--- INPUT ---
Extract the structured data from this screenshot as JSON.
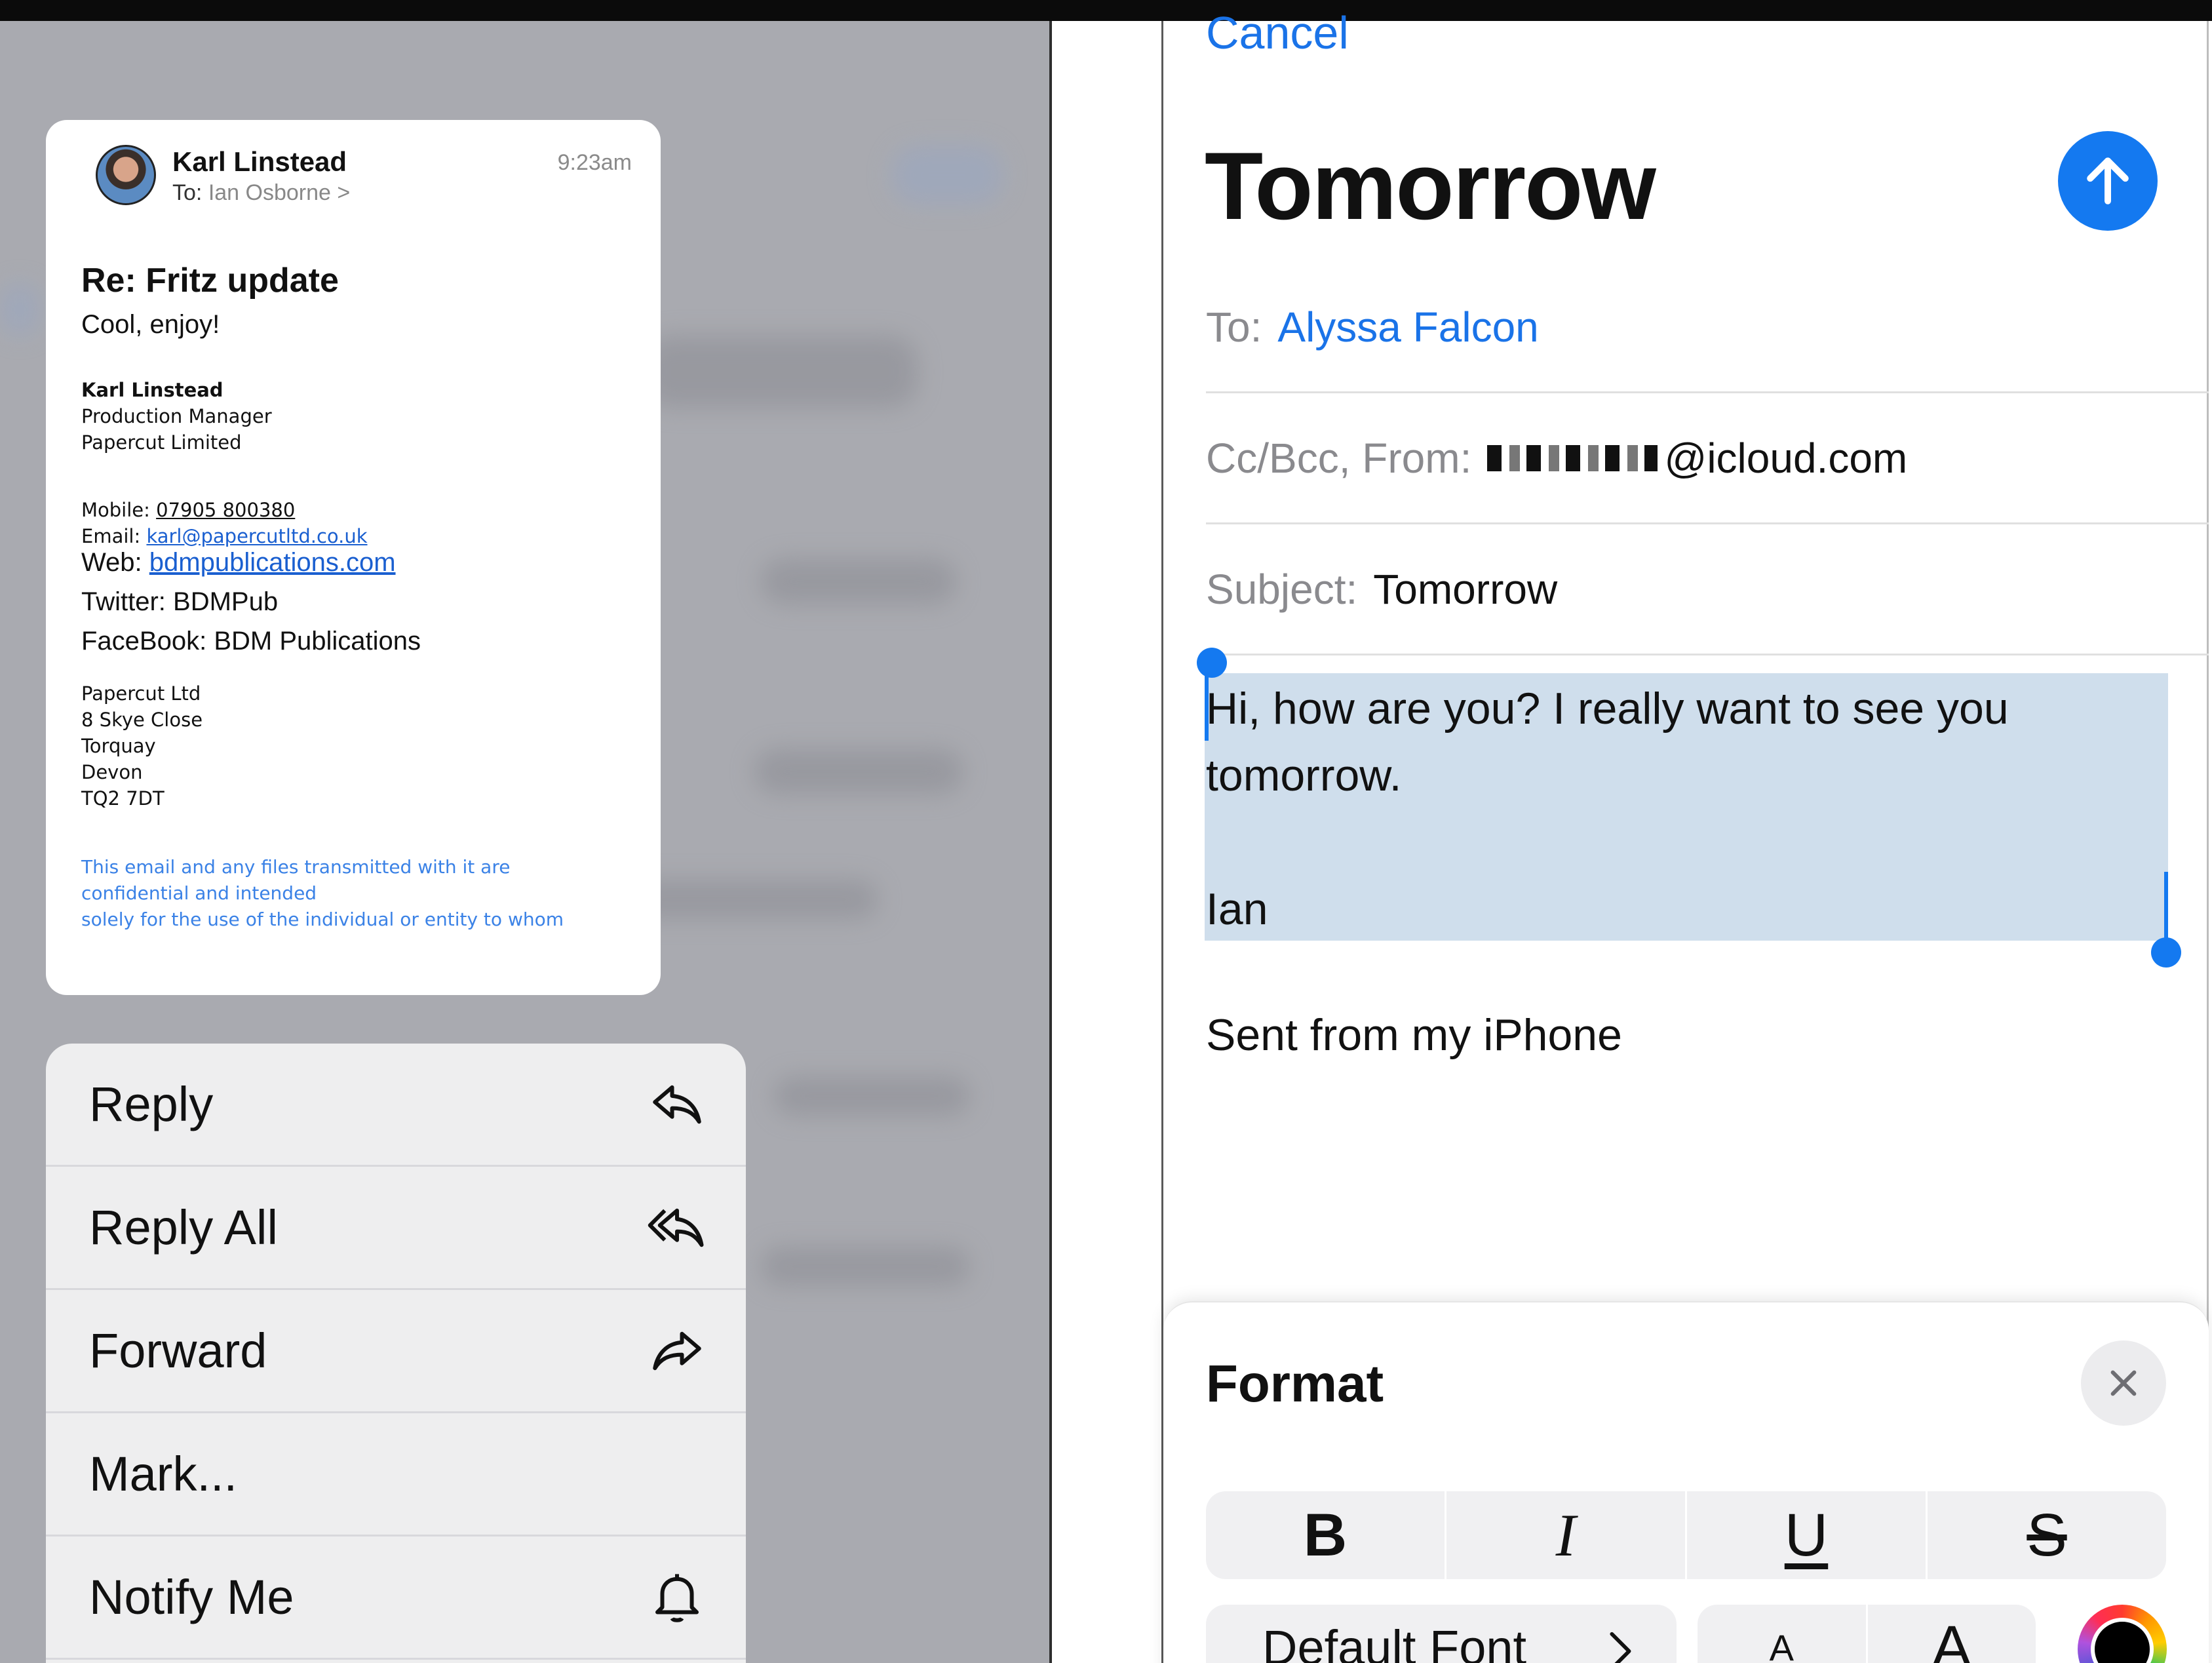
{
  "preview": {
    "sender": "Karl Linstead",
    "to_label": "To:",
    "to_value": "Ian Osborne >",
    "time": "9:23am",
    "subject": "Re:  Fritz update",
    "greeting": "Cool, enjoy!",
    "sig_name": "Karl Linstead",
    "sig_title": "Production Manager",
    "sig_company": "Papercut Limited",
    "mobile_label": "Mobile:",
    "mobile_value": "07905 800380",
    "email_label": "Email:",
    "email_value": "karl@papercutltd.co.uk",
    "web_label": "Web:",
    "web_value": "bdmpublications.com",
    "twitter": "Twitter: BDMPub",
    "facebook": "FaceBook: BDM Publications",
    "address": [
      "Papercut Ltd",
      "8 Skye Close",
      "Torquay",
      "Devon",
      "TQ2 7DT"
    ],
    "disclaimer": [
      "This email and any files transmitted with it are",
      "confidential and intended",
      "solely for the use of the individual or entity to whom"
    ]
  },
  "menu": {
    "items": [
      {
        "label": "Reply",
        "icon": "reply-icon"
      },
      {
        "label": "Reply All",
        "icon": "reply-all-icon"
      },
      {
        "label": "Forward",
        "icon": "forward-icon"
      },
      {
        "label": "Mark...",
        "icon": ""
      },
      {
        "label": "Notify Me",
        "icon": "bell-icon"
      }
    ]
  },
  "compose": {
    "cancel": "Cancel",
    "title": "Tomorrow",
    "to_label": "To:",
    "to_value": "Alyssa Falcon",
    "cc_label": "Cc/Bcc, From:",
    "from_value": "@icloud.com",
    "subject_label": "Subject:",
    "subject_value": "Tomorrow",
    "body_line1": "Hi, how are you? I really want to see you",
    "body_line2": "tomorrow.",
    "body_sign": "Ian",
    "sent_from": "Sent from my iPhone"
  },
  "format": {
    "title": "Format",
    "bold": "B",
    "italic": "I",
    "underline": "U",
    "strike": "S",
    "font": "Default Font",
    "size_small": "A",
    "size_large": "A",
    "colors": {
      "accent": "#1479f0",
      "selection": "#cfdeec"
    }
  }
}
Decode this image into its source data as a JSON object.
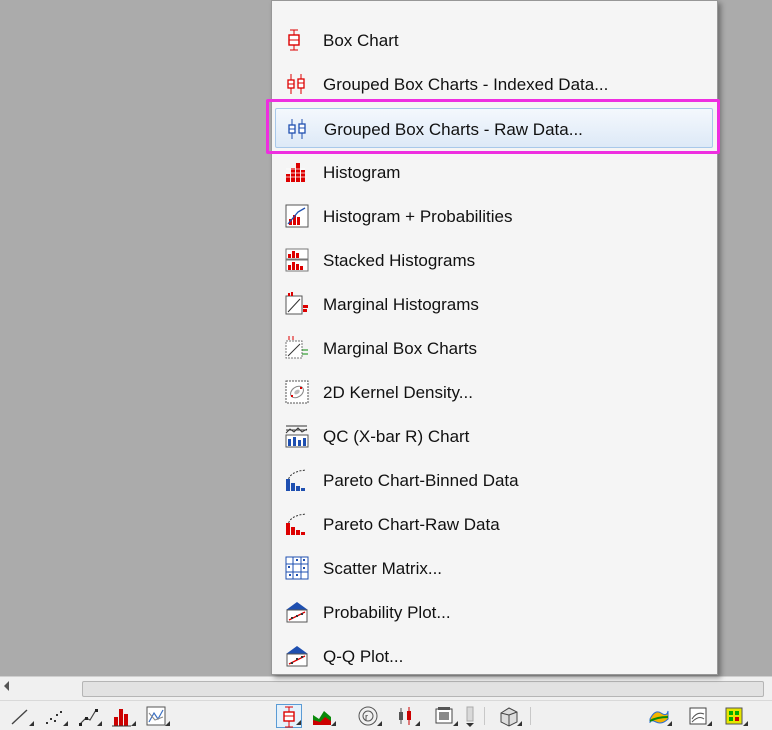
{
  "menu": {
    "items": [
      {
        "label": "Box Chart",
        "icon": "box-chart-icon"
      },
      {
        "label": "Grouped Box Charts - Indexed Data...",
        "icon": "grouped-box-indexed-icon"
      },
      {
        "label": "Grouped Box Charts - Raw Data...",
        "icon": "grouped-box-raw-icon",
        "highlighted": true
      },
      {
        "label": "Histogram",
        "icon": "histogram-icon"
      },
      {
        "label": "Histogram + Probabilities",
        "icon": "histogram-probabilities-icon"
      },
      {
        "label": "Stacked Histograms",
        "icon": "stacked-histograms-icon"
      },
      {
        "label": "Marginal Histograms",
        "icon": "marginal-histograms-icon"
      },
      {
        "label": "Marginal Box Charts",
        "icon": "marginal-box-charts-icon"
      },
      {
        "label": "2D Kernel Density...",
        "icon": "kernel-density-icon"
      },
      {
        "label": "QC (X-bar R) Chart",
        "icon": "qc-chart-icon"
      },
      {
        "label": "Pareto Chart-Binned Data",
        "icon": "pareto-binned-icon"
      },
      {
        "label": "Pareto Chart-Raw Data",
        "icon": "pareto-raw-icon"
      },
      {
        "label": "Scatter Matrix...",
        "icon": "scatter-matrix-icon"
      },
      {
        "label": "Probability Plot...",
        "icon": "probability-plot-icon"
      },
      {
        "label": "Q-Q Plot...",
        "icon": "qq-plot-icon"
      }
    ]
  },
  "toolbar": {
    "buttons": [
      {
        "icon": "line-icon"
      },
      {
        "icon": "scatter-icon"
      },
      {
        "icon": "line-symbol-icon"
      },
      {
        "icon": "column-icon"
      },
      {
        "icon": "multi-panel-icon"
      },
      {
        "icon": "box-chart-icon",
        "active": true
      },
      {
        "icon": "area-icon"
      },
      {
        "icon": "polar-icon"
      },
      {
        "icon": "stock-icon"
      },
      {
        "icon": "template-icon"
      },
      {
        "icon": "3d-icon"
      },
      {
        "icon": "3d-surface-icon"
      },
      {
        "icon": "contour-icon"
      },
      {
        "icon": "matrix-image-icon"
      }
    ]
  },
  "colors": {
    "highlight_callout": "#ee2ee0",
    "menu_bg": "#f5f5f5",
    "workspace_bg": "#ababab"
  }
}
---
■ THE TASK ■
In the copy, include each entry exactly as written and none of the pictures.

■ RESPONSE TO THE TASK ■
Extract the structured data from this screenshot as JSON.
{
  "preview": {
    "sender": "Karl Linstead",
    "to_label": "To:",
    "to_value": "Ian Osborne >",
    "time": "9:23am",
    "subject": "Re:  Fritz update",
    "greeting": "Cool, enjoy!",
    "sig_name": "Karl Linstead",
    "sig_title": "Production Manager",
    "sig_company": "Papercut Limited",
    "mobile_label": "Mobile:",
    "mobile_value": "07905 800380",
    "email_label": "Email:",
    "email_value": "karl@papercutltd.co.uk",
    "web_label": "Web:",
    "web_value": "bdmpublications.com",
    "twitter": "Twitter: BDMPub",
    "facebook": "FaceBook: BDM Publications",
    "address": [
      "Papercut Ltd",
      "8 Skye Close",
      "Torquay",
      "Devon",
      "TQ2 7DT"
    ],
    "disclaimer": [
      "This email and any files transmitted with it are",
      "confidential and intended",
      "solely for the use of the individual or entity to whom"
    ]
  },
  "menu": {
    "items": [
      {
        "label": "Reply",
        "icon": "reply-icon"
      },
      {
        "label": "Reply All",
        "icon": "reply-all-icon"
      },
      {
        "label": "Forward",
        "icon": "forward-icon"
      },
      {
        "label": "Mark...",
        "icon": ""
      },
      {
        "label": "Notify Me",
        "icon": "bell-icon"
      }
    ]
  },
  "compose": {
    "cancel": "Cancel",
    "title": "Tomorrow",
    "to_label": "To:",
    "to_value": "Alyssa Falcon",
    "cc_label": "Cc/Bcc, From:",
    "from_value": "@icloud.com",
    "subject_label": "Subject:",
    "subject_value": "Tomorrow",
    "body_line1": "Hi, how are you? I really want to see you",
    "body_line2": "tomorrow.",
    "body_sign": "Ian",
    "sent_from": "Sent from my iPhone"
  },
  "format": {
    "title": "Format",
    "bold": "B",
    "italic": "I",
    "underline": "U",
    "strike": "S",
    "font": "Default Font",
    "size_small": "A",
    "size_large": "A",
    "colors": {
      "accent": "#1479f0",
      "selection": "#cfdeec"
    }
  }
}
Decode this image into its source data as a JSON object.
{
  "menu": {
    "items": [
      {
        "label": "Box Chart",
        "icon": "box-chart-icon"
      },
      {
        "label": "Grouped Box Charts - Indexed Data...",
        "icon": "grouped-box-indexed-icon"
      },
      {
        "label": "Grouped Box Charts - Raw Data...",
        "icon": "grouped-box-raw-icon",
        "highlighted": true
      },
      {
        "label": "Histogram",
        "icon": "histogram-icon"
      },
      {
        "label": "Histogram + Probabilities",
        "icon": "histogram-probabilities-icon"
      },
      {
        "label": "Stacked Histograms",
        "icon": "stacked-histograms-icon"
      },
      {
        "label": "Marginal Histograms",
        "icon": "marginal-histograms-icon"
      },
      {
        "label": "Marginal Box Charts",
        "icon": "marginal-box-charts-icon"
      },
      {
        "label": "2D Kernel Density...",
        "icon": "kernel-density-icon"
      },
      {
        "label": "QC (X-bar R) Chart",
        "icon": "qc-chart-icon"
      },
      {
        "label": "Pareto Chart-Binned Data",
        "icon": "pareto-binned-icon"
      },
      {
        "label": "Pareto Chart-Raw Data",
        "icon": "pareto-raw-icon"
      },
      {
        "label": "Scatter Matrix...",
        "icon": "scatter-matrix-icon"
      },
      {
        "label": "Probability Plot...",
        "icon": "probability-plot-icon"
      },
      {
        "label": "Q-Q Plot...",
        "icon": "qq-plot-icon"
      }
    ]
  },
  "toolbar": {
    "buttons": [
      {
        "icon": "line-icon"
      },
      {
        "icon": "scatter-icon"
      },
      {
        "icon": "line-symbol-icon"
      },
      {
        "icon": "column-icon"
      },
      {
        "icon": "multi-panel-icon"
      },
      {
        "icon": "box-chart-icon",
        "active": true
      },
      {
        "icon": "area-icon"
      },
      {
        "icon": "polar-icon"
      },
      {
        "icon": "stock-icon"
      },
      {
        "icon": "template-icon"
      },
      {
        "icon": "3d-icon"
      },
      {
        "icon": "3d-surface-icon"
      },
      {
        "icon": "contour-icon"
      },
      {
        "icon": "matrix-image-icon"
      }
    ]
  },
  "colors": {
    "highlight_callout": "#ee2ee0",
    "menu_bg": "#f5f5f5",
    "workspace_bg": "#ababab"
  }
}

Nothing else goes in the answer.